    PubMed

    Schratz, Alexander; Pineda, Martha Fernanda; Reforma, Liberty G; Fox, Nicole M; Le Anh, Tuan; Tommaso Cavalli-Sforza, L; Henderson, Mackenzie K; Mendoza, Raymond; Utzinger, Jürg; Ehrenberg, John P; Tee, Ah Sian

    2010-01-01

    Ethnic minority groups (EMGs) are often subject to exclusion, marginalization and poverty. These characteristics render them particularly vulnerable to neglected diseases, a diverse group of diseases that comprise bacteria, ecto-parasites, fungi, helminths and viruses. Despite the health policy relevance, only little is known of the epidemiological profile of neglected diseases among EMGs. We reviewed country data from Australia, Cambodia, Lao People's Democratic Republic, Malaysia, the Philippines and Vietnam and found several overlaps between regions with high proportions of EMG population and high prevalence rates of neglected diseases (infections with soil-transmitted helminths, filarial worms, schistosomes, food-borne trematodes and cestodes). While the links are not always clearly evident and it is impossible to establish correlations among highly aggregated data without control variables-such as environmental factors-there appear indeed to be important linkages between EMGs, socio-economic status and prevalence of neglected diseases. Some determinants under consideration are lack of access to health care and general health status, poverty and social marginalization, as well as education and literacy. Further research is needed to deepen the understanding of these linkages and to determine their public health and socio-economic significance. In particular, there is a need for more data from all countries in the Western Pacific Region that is disaggregated below the provincial level. Selected case studies that incorporate other control variables-such as risk factors from the physical environment-might be useful to inform policy makers about the feasibility of prevention and control interventions that are targeted at high-risk EMGs.

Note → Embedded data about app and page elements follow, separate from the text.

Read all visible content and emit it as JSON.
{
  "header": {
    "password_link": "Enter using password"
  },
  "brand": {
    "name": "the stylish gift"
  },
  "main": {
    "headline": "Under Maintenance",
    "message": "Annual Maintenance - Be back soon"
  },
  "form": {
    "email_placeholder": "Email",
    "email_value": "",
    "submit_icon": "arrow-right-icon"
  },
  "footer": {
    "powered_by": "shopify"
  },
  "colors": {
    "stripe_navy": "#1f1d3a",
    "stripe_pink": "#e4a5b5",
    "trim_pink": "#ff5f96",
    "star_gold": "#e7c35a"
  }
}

  20. Mobile Technology for Obesity Prevention A Randomized Pilot Study in Racial and Ethnic Minority Girls

    PubMed Central

    Nollen, Nicole L.; Mayo, Matthew S.; Carlson, Susan E.; Rapoff, Michael A.; Goggin, Kathy J.; Ellerbeck, Edward F.

    2014-01-01

    Background Mobile technologies have wide-scale reach and disseminability, but no known studies have examined mobile technologies as a stand-alone tool to improve obesity-related behaviors of at-risk youth. Purpose To test a 12-week mobile technology intervention for use and estimate effect sizes for a fully powered trial. Methods Fifty-one low-income, racial/ethnic minority girls aged 9–14 years were randomized to a mobile technology (n=26) or control (n=25) condition. Both conditions lasted 12 weeks and targeted fruits/vegetables (FV; weeks 1–4), sugar-sweetened beverages (SSB; weeks 5–8), and 2 screen time (weeks 9–12). The mobile intervention prompted real-time goal setting and self-monitoring and provided tips, feedback, and positive reinforcement related to the target behaviors. Controls received the same content in a written manual but no prompting. Outcomes included device utilization and effect sizes estimates of FV, SSB, screen time, and BMI. Data were collected and analyzed in 2011–2012. Results Mobile technology girls used the program on 63% of days and exhibited trends toward increased FVs (+0.88, p=0.08) and decreased SSBs (−0.33, p=0.09). The adjusted difference between groups of 1.0 servings of FV (p=0.13) and 0.35 servings of SSB (p=0.25) indicated small to moderate effects of the intervention (Cohen’s d=0.44 and −0.34, respectively). No differences were observed for screen time or BMI. Conclusions A stand-alone mobile app may produce small to moderate effects for FV and SSB. Given the extensive reach of mobile devices, this pilot study demonstrates the need for larger-scale testing of similar programs to address obesity-related behaviors in high-risk youth. PMID:24650843